Unlike the U.S., some European countries have stopped using chlorine to disinfect drinking water to avoid changing the taste and potential health problems. Which approach is better?
Michigan National Guard members distribute water to a line of residents in their cars in Flint, Michigan.
The Flint water crisis has left people across the country wondering if lead poisoning is a problem in their community. But it's very hard to find out how widespread this problem is.
Virginia Tech students process water samples from homes in Flint.
Flint Water Study/Facebook

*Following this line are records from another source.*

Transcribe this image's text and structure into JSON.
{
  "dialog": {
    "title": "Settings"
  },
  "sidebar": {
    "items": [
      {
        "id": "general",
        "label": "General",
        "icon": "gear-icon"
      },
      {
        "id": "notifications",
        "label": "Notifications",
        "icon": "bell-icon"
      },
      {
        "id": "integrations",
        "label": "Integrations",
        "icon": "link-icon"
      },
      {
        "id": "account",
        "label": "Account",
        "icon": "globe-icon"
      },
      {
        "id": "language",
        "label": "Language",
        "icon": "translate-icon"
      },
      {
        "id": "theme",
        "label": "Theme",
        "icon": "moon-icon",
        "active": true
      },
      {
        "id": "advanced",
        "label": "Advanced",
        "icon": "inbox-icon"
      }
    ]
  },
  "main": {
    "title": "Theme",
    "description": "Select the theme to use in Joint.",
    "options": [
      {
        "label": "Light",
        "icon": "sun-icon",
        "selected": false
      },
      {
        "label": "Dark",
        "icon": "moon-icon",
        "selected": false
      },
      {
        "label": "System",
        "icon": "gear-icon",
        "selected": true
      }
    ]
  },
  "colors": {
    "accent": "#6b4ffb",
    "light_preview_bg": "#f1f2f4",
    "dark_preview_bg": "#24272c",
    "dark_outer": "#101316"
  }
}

Virginia Tech University engineering students blew the whistle on Flint, Michigan's toxic drinking water. Hailed as heroes, they've also learned that it isn't easy to do science for the public good.
Justice scale and flag.
St. Louis Circuit Attorney's Office/Wikimedia
Many observers have called for criminal prosecutions in Flint, Michigan's water crisis. A law professor with experience in federal and state government reviews the laws that may have been broken.
Lead can linger in bones.
X-ray via www.shutterstock.com.
Lead might not be in paint or gasoline anymore, but since it doesn't break down in the home or the environment it remains a problem throughout the U.S.
Lead exposure is more common than you think.
Children exposed to lead are at elevated risk for learning delays and academic issues.
Gateway to downtown Flint, Michigan.
Michigan Municipal League/Flickr
The state takeover and fiscal crisis in Flint hamstrung city managers, making it hard to provide basic services like water.
Disinfecting municipal water systems is complex, but Flint made critical errors that led to the lead poisoning crisis.
Treating municipal water, particularly from rivers, is difficult technically and cash-strapped municipalities like Flint don't always know the latest science.
The University of Michigan-Flint puts experts from academia in the same room as Flint community members, an innovative model for educating the community and forming the public health response.
Flint, Michigan residents couldn’t get answers about their water – so they did their own research.
A new model of citizen-led science is emerging – as in the case of Flint, Michigan's poisoned water. Rather than simply supporting scientists, citizens ask their own questions and set the research agenda.
Up until the 1940s, as much as half of U.S. water piping from main lines was made of lead.
A wake-up call from Flint: the U.S. has made great gains in reducing lead exposure, but the country is still saddled with millions of miles of water-carrying lead pipes.
Tap water in Flint’s hospital on October 16.
Joyca Zhu/Flint Water Study
If Flint, Michigan were an affluent suburb, would residents have been exposed as long to drinking toxic water? Pioneering scholar Robert Bullard calls Flint's crisis a classic case of environmental discrimination